Requirement. Review the material and extract every line in which the word "sdadfasdf" occurs.

Given information.
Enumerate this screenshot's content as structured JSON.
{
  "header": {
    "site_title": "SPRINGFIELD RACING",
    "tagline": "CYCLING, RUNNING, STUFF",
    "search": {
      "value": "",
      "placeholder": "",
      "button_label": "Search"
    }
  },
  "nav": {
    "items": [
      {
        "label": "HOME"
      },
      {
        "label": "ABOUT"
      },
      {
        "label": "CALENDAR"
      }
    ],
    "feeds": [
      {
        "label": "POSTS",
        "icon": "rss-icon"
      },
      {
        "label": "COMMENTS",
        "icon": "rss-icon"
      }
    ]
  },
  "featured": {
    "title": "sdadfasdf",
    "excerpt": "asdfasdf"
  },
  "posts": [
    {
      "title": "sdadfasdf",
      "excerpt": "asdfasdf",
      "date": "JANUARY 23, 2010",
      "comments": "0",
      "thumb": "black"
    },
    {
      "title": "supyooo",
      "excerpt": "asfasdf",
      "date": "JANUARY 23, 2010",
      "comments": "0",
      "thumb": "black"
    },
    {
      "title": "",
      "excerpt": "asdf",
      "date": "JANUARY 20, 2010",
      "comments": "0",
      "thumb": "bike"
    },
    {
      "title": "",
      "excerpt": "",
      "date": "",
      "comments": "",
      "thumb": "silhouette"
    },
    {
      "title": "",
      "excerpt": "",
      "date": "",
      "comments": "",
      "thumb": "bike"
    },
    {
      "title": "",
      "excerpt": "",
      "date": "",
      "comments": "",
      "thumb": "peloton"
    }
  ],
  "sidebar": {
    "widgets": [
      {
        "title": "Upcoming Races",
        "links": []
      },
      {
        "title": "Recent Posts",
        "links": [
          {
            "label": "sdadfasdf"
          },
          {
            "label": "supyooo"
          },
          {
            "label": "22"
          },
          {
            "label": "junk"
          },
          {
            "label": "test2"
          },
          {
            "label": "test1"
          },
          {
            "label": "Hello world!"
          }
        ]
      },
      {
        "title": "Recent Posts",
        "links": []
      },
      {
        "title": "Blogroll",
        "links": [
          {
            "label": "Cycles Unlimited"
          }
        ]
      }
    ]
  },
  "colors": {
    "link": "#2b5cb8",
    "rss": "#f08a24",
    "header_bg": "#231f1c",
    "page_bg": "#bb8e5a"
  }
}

Task output.
    "title": "sdadfasdf",
      "title": "sdadfasdf",
            "label": "sdadfasdf"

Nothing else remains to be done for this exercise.